Support: French Fighters Falter From Frequent Failures


December 29, 2017: Over the last five years France has made a major effort to improve the readiness rate for its military aircraft. Despite that it was recently revealed that the overall readiness rate was only 44 percent. It varies by aircraft type and where it is based. Thus the readiness rate is 80 percent for French warplanes in combat zones while that rate plummets to 30 percent for military aircraft in France. French military transports are in particularly bad shape with overall readiness rates closer to 20 percent. Another annoying factor is that in 2000 the overall readiness rate was 55 percent and a lot of the problems appear related to bureaucracy and more paperwork required to do repairs to day versus two decades ago.

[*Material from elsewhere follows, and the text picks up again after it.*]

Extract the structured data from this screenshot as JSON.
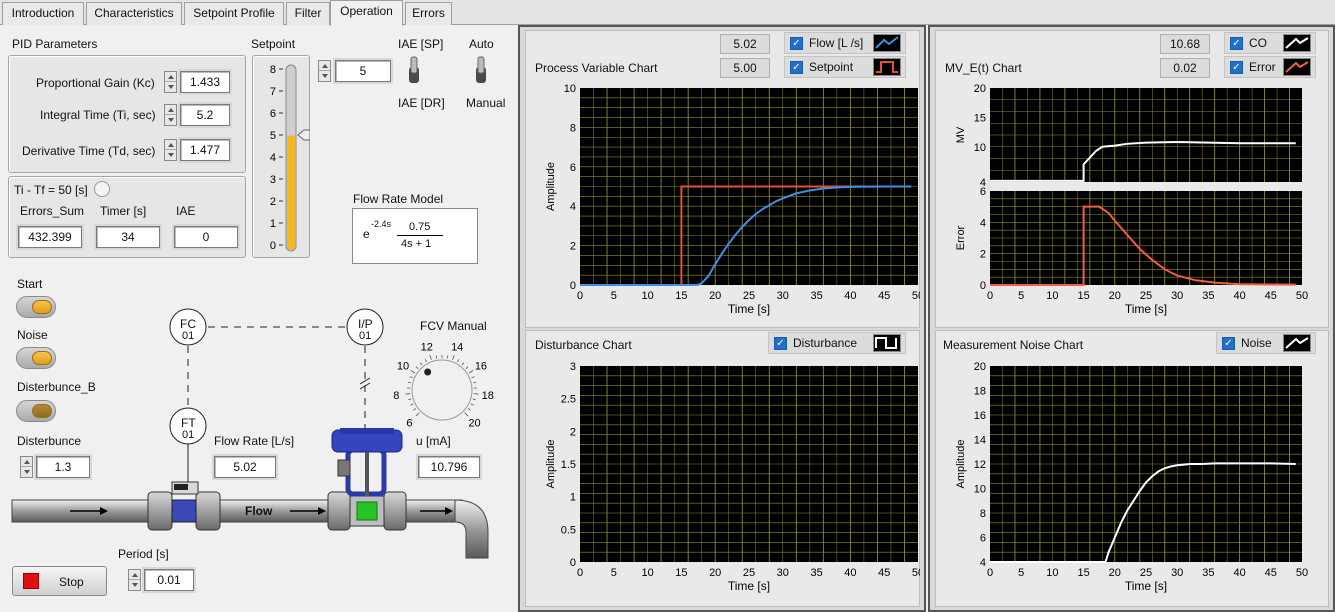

So now the Defense Ministry is taking a closer look at how maintenance is carried out, especially compared to other nations with large fleets of modern military aircraft. Britain, for example, has a better readiness rate, but not by much and it was recently revealed that the readiness rate for British Typhoon fighters was about 35 percent.

This is not just a French problem but is typical of all West European armed forces. Britain has been more successful at improving readiness rates while Germany has not. For example in 2014 a German Defense Ministry readiness report was leaked. The report showed that only 8 percent of 109 Eurofighters (similar to the U.S. F-15), 11 percent of 67 CH-53 transport helicopters, and 10 percent of 33 NH90 helicopters were fully operational (not sidelined for upgrades, repairs or other problems.) However 38 percent of 56 C-160 twin turboprop transports were available.

Normally a combat ready military has at least half, and more normally over 70 percent of its warplanes and transports ready to go. While this situation shocked many, those who have followed European military trends since the 1980s were not surprised. The problems began developing in the 1990s and no one in or out of the government felt any compulsion to make an issue of it. It is common in European nations for the Defense Ministry to eventually discover that a shortage of spare parts and years of poor management practices led to the parts shortage and the low readiness levels. A new Defense Minister will often come in and promise to make it all better. That may be possible once there is general agreement that there is a problem.




Help Keep Us From Drying Up

We need your help! Our subscription base has slowly been dwindling.

Each month we count on your contributions. You can support us in the following ways:

  1. Make sure you spread the word about us. Two ways to do that are to like us on Facebook and follow us on Twitter.
  2. Subscribe to our daily newsletter. We’ll send the news to your email box, and you don’t have to come to the site unless you want to read columns or see photos.
  3. You can contribute to the health of StrategyPage.
Subscribe   Contribute   Close